Translation services. What exactly are they and what should I look for? Why can’t I just use Google Translate? Translation, Interpreting? Aren’t they the same? It is all so confusing…
Let’s straighten it all out for you!
Translation, translate, translating...it all has to do with the written word.
Interpretation, Interpret, Interpreting…it all has to do with the spoken word.
We are going to talk about the written word and translation here and give you the basics, such as, why should you get documents translated?
Very simply speaking, if it was important enough to put it in English for people to take home, then you might want to have it in other languages for people to take home as well. If you serve a diverse population, it’s something you might want to seriously consider.
We had a large hospital system that was serving a large Arabic population and they saw a very small return in their patients in a certain department. When they translated their take-home documents, the return rate for the patients for follow-up visits increased 43%. That is not only huge business for them, but it speaks volumes in the healthcare for that community.
Why can’t I use Google Translate? (Or other free translation software?)

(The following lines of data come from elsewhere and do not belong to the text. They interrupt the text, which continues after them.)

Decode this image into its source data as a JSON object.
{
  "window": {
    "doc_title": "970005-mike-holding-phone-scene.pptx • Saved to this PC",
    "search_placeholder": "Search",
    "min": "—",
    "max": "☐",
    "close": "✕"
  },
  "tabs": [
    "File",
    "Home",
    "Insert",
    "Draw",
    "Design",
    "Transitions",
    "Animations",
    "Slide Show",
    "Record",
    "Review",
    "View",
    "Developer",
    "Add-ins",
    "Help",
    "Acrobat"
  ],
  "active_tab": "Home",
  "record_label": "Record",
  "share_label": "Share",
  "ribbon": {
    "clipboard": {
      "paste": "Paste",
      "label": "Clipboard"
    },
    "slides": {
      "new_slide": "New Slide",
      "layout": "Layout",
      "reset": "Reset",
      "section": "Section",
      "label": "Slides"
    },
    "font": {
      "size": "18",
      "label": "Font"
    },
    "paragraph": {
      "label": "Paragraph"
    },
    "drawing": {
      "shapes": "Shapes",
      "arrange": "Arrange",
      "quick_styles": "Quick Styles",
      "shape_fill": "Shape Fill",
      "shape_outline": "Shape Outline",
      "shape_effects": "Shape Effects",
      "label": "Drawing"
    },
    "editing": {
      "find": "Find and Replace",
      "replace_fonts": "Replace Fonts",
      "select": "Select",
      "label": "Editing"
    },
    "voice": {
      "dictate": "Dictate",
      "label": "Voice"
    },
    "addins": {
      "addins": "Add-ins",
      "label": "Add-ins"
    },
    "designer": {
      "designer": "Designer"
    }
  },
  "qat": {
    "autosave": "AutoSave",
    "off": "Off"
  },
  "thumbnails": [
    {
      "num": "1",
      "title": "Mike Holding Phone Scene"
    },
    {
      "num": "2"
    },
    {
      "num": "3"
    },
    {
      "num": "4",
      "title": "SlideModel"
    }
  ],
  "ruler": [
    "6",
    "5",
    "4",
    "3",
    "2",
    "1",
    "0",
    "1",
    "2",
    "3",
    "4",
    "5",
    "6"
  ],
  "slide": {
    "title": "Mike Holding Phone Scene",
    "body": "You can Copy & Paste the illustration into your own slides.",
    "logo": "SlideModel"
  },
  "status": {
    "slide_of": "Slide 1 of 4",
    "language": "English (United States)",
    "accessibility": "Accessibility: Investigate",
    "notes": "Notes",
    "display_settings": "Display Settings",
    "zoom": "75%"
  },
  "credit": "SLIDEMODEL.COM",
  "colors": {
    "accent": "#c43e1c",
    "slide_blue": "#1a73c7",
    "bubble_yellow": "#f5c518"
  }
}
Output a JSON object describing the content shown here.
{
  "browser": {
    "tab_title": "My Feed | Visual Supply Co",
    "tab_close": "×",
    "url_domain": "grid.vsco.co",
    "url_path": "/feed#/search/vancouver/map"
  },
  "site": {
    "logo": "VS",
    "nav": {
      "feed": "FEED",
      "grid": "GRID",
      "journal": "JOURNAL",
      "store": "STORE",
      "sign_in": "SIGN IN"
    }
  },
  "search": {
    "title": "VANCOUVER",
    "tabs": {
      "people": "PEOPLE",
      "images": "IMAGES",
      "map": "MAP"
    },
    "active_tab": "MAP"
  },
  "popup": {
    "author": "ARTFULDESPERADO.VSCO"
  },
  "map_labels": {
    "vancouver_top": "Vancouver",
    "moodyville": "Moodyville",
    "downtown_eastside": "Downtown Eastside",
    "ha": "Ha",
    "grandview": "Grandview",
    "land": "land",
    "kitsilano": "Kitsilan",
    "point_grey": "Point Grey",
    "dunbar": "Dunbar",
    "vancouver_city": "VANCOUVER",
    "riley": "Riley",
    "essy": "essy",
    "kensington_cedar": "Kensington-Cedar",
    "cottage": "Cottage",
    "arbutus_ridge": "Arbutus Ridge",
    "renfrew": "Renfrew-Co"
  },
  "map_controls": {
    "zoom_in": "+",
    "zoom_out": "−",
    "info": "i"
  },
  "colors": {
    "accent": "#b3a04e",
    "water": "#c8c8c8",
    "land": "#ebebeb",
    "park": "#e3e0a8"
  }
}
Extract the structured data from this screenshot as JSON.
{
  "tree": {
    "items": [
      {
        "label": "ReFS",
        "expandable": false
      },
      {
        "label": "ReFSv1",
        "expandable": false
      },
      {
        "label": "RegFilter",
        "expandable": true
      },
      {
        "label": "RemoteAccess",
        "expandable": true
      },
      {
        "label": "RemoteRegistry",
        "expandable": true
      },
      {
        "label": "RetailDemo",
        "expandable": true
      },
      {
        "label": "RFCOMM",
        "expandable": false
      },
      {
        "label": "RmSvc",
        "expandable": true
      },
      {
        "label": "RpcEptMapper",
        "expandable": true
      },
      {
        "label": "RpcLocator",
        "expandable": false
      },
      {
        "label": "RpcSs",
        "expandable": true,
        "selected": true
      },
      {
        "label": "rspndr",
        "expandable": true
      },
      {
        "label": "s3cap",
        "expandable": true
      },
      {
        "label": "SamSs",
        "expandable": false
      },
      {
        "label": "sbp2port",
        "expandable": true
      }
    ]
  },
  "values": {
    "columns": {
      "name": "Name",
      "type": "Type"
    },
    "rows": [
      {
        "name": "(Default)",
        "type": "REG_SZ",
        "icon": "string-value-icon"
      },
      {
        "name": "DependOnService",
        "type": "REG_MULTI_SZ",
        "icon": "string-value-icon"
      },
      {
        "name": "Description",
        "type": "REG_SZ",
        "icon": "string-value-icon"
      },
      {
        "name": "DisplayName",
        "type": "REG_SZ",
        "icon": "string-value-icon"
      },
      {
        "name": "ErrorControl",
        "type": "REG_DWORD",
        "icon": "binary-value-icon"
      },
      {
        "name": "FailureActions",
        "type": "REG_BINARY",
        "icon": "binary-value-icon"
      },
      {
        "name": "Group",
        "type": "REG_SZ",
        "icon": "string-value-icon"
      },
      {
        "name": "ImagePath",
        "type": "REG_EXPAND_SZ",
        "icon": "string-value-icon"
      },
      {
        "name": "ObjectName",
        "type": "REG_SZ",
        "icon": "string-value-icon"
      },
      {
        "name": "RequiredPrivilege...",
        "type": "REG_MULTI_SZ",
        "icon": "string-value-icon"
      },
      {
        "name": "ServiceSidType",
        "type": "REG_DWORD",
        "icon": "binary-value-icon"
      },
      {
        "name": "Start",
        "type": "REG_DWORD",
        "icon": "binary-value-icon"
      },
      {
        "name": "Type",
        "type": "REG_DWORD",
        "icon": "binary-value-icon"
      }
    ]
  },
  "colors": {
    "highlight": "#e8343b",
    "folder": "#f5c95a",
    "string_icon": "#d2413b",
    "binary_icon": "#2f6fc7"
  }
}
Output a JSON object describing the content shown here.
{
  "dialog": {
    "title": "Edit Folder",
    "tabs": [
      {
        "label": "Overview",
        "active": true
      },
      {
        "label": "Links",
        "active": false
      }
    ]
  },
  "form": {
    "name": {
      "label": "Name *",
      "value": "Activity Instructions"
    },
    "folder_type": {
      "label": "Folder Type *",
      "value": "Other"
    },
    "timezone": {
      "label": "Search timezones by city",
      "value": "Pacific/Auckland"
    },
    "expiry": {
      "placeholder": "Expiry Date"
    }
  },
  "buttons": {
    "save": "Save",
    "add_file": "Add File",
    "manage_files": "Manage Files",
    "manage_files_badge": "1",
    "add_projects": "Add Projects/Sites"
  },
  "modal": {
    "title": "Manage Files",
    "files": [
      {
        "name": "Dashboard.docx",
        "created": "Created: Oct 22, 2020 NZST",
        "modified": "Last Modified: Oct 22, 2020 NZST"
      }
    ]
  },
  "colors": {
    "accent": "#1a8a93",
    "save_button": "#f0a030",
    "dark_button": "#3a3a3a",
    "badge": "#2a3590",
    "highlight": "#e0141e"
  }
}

Have you ever put an English sentence into Google translate, let it translate it, and then have it translate it back into English? Try it. (But don’t use a simple sentence like I am hungry, or my car is blue.)
Software programs do not think about:
- Culture and how it relates to the translation
- Intent and what the words are trying to convey
- The Artwork that is involved and how the words relate or should be incorporated
- Context or homonyms (words that are spelled the same and sound the same but have different meanings.) If you have no context, you do not know if you are talking about an address where you are speaking about something or an address where you need to go
- Idioms that have very abstract imagery but deep meaning. Computers do not understand this thought process.
- Technical translation or slang may not be properly understood.
- Regional dialects may not be understood.
When you use a company for translation work you have a real person doing the translation and you have another person reviewing that translation for accuracy. If the software does the translation, who reviews the translation for accuracy? You do not know the language it was translated into. If you are using it for public, legal, or medical reasons, this could cause some issues if there are mistakes.
Translation companies make sure your documents are formatted correctly and that they match what you sent in. (As best they can depending on the language added to artwork.) If you send in a booklet or manual, you’d like it to have a standard look, that can be accomplished if a person reviews all of the translation work in all the languages.
Using a company allows you to secure certified or notarized translations. You do not always need these types of translations, but when you do need them, you want to know where to get them and have a relationship with a company.
If you are on vacation and you need to translate something while sightseeing, Google Translate or any other free translation app is perfectly fine. You just want to be careful about using it in the business setting.
Now that you know the difference between translating and interpreting, you can reach out for the best product to support your organization. Read more about our translating and interpreting services and what they can do for you.